This past weekend, we all woke up to horrific news of the surprise attack on Israel by Hamas from the Gaza Strip. Though there are far reaching geopolitical considerations for political punditry and military strategist pontification, our focus is on possible investment ramifications.
Recall our saying, “uncertainty is the kryptonite of the financial markets.” Few things are as uncertain or destructive as armed conflicts or wars. To many, it may seem odd that the financial markets produced positive returns during the initial trading day after the attack. Shouldn’t military conflict, which clearly qualifies as uncertainty, have had a negative effect on the investment markets? In short, yes and no.
Unfortunately, the Middle East is prone to conflict conditioning investors to military friction. Every few years, the Middle East has some sort of incursion, invasion, or attack. These center around religious sectarianism, regional control, and land grabs. The regularity of such events no longer takes investors by surprise.

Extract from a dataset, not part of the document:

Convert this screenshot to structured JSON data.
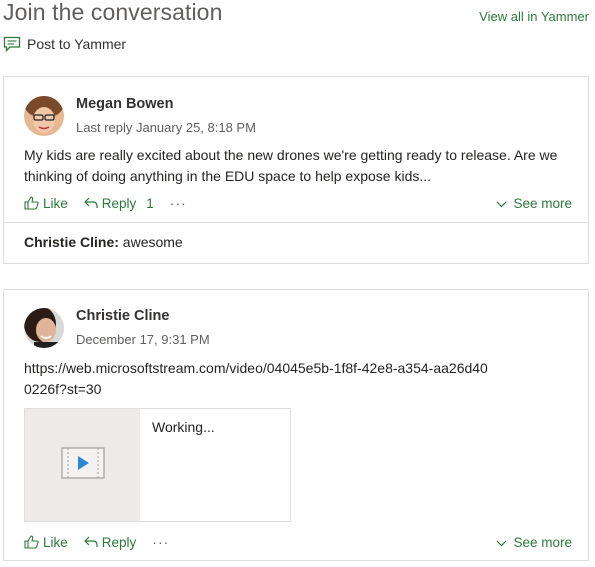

Following a call for calm, financial markets look beyond the initiate attack and retaliation towards a short-term resolution and return to business as usual.
The Hamas-Israel conflict has so far been isolated to regional combatants and humanitarian tragedy. The affected provincial area has limited economic or business interests. Financial markets may change their tune should the conflict broaden to urban areas of Israel with wider business interests, effect globally necessary energy sources, or draw other regional or global powers into the conflict.
Financial markets can seem callus at times. At the end of the day, financial markets are preoccupied with cash flow and profits. Regional conflicts, flareups, or contained wars may have limited or no impact on international trade. By contrast, larger wars can alter transactional flow impacting the global economy. In the end, businesses are created to offer an appealing product or service and generate cash flow without weighing in on isolated skirmishes.
U.S. Treasuries, in particular, are a proxy for the U.S. dollar which is the world’s de facto reserve currency and a safe haven asset. Naturally skittish bond investors favor the safety of Treasuries during periods of insecurity. Over the past few days, bond yields have come down as bond prices have increased. In the near-term, this has helped buoy bond returns hurt by a couple the Federal Reserve’s surprise rate hikes in 2023.
These comments are not to make light of the atrocities of this past weekend, but to give perspective to the seemingly detached financial markets. At this point, the financial markets are expecting this latest brawl to follow the historical blueprint and remain as a short-term contained event. We will continue to monitor this disturbing situation. Despite the Middle East clash, please do your best to enjoy your weekend cheering for your favored sports team.